Coffs Harbour Report: january 2010 by Mark Kallman


Everyone is desperate for any weather system that will push the warm water in. This season we continue to be plagued by marginal conditions. Having said that, there have been more diving days this month but just when things were looking good, we got the tail end of a cyclone. It goes without saying that the weather system that was supposed to push the warm water in ended up causing the rivers to flood! Rock-hopping would probably be a complete waste of time but out wider it looks like purple water. Once the 4m swell settles, diving should be on like donkey kong.

All things fishy

Intrepid divers have been looking wider than our normal haunts because of the patchy nature of the sea at the moment. Current may be north-south in one area and 500m away may be south-north. Viz could be less than a speargun’s length at one area and a reasonable 15m just around the corner. So divers who are prepared to keep an open mind and explore areas, are getting fish.

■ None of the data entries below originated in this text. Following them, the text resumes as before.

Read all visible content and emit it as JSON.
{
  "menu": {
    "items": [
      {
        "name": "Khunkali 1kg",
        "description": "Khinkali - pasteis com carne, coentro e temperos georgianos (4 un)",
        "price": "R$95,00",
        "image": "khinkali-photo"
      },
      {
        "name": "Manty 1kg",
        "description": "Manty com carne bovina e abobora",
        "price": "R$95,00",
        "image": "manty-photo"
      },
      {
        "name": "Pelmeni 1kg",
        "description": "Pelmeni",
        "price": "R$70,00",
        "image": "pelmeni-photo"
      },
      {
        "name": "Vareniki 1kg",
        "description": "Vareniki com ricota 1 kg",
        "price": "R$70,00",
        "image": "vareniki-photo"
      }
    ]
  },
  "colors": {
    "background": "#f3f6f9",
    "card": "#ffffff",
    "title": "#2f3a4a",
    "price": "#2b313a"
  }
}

On the shallow reefs there are huge numbers of crayfish, so big in fact, that most of them exceed the upper size limit. There are snapper around but true to form they are extremely elusive and are best compared with kaakap. Lie still, look away and hope you can hold your breath for a LONG time. Just one look and they scurry away. Several divers have reported bluebar parrotfish in reasonable numbers. The good news are the Spanish Mackerel (Couta). We saw very few last year in spite of good quantities of bait but this year has seen a number of good fish around. The funniest story was when of my mates decided to swim from the beach to pick up some bream for supper. He elected not to take a rigline and he was not using a reelgun. He was in water about 3m deep when a 25-30kg mackerel swam passed then stopped and took a long look at him. He said that he really wanted to shoot but was sure the fish would swim away with his favourite gun. Apparently the fish stayed around him for a long while and appeared to be teasing them before swimming off in disgust.

We looked at some promising areas south of us and came away with 2 boatloads of fish. There were a lot of big Samsonfish about and with all the activity, mackerel came in to check us out and they also paid the price.

A visitor from Sydney took a good cobia off the back of a manta recently in water about 8m deep. Some of my friends took a quick run out into the same area and managed a few mackerel and cobia too. All I can say is that if the swell drops and the water remains as promising as it looks out wide, we are going to be into some legendary diving.


My brother is coming over for a holiday and we are planning the trip of a lifetime. We will be heading up into the far north of Queensland into a complete wilderness area. The diving is along the top end of the Barrier Reef where there is little if any pressure. The targets will be the huge doggies, marlin and of course barramundi. Not to mention the plethora of emperors, snappers and rockcod species. More about that next month together with the photos!